*** Block opens ***
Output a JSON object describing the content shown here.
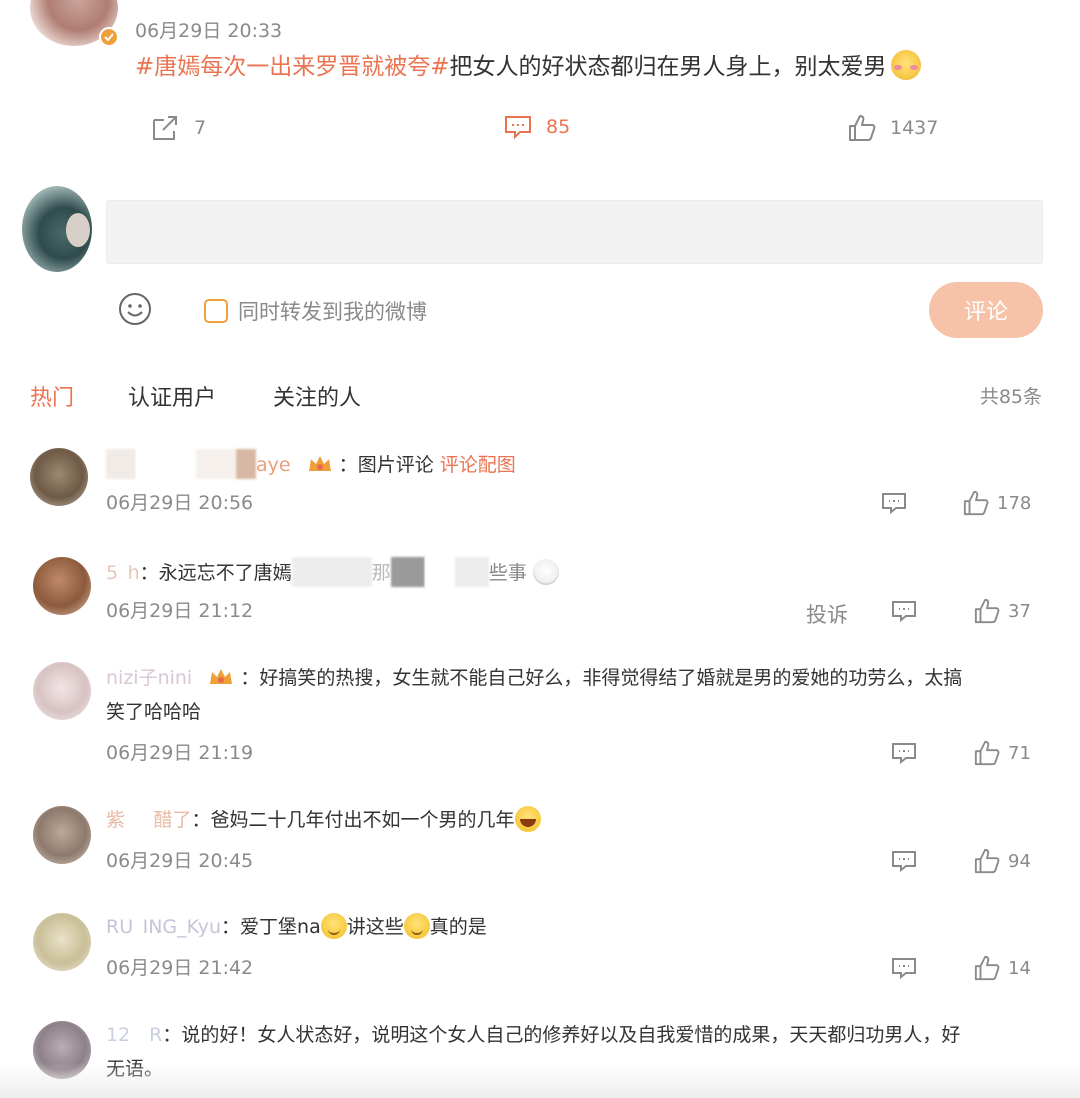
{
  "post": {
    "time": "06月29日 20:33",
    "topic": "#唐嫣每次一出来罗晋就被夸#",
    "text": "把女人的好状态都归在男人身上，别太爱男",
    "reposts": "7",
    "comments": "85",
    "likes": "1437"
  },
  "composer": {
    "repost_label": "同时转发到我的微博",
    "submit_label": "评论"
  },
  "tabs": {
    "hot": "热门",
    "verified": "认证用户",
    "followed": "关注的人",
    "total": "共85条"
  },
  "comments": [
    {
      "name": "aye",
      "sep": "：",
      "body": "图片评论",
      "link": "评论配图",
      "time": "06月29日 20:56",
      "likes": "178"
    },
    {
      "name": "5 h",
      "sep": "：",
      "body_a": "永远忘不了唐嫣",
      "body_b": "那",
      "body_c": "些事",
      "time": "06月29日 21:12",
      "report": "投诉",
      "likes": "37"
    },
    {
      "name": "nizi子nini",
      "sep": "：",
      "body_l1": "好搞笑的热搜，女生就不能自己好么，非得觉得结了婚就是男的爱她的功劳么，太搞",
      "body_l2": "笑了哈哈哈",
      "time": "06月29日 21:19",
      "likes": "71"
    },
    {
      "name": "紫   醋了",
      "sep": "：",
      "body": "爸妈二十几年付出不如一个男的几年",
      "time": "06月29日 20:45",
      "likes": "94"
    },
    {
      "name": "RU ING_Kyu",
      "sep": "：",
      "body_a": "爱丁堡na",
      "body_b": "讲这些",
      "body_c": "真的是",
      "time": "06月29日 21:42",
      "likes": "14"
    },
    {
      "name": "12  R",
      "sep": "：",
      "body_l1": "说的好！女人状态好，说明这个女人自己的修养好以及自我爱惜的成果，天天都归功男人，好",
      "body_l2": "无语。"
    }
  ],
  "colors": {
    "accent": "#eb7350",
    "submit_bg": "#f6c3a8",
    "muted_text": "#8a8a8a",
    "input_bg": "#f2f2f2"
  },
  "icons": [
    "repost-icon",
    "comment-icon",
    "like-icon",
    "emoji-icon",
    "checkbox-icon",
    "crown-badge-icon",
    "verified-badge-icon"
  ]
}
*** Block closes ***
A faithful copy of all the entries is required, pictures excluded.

» **ANSWER BELOW**
Output a JSON object describing the content shown here.
{
  "post": {
    "time": "06月29日 20:33",
    "topic": "#唐嫣每次一出来罗晋就被夸#",
    "text": "把女人的好状态都归在男人身上，别太爱男",
    "reposts": "7",
    "comments": "85",
    "likes": "1437"
  },
  "composer": {
    "repost_label": "同时转发到我的微博",
    "submit_label": "评论"
  },
  "tabs": {
    "hot": "热门",
    "verified": "认证用户",
    "followed": "关注的人",
    "total": "共85条"
  },
  "comments": [
    {
      "name": "aye",
      "sep": "：",
      "body": "图片评论",
      "link": "评论配图",
      "time": "06月29日 20:56",
      "likes": "178"
    },
    {
      "name": "5 h",
      "sep": "：",
      "body_a": "永远忘不了唐嫣",
      "body_b": "那",
      "body_c": "些事",
      "time": "06月29日 21:12",
      "report": "投诉",
      "likes": "37"
    },
    {
      "name": "nizi子nini",
      "sep": "：",
      "body_l1": "好搞笑的热搜，女生就不能自己好么，非得觉得结了婚就是男的爱她的功劳么，太搞",
      "body_l2": "笑了哈哈哈",
      "time": "06月29日 21:19",
      "likes": "71"
    },
    {
      "name": "紫   醋了",
      "sep": "：",
      "body": "爸妈二十几年付出不如一个男的几年",
      "time": "06月29日 20:45",
      "likes": "94"
    },
    {
      "name": "RU ING_Kyu",
      "sep": "：",
      "body_a": "爱丁堡na",
      "body_b": "讲这些",
      "body_c": "真的是",
      "time": "06月29日 21:42",
      "likes": "14"
    },
    {
      "name": "12  R",
      "sep": "：",
      "body_l1": "说的好！女人状态好，说明这个女人自己的修养好以及自我爱惜的成果，天天都归功男人，好",
      "body_l2": "无语。"
    }
  ],
  "colors": {
    "accent": "#eb7350",
    "submit_bg": "#f6c3a8",
    "muted_text": "#8a8a8a",
    "input_bg": "#f2f2f2"
  },
  "icons": [
    "repost-icon",
    "comment-icon",
    "like-icon",
    "emoji-icon",
    "checkbox-icon",
    "crown-badge-icon",
    "verified-badge-icon"
  ]
}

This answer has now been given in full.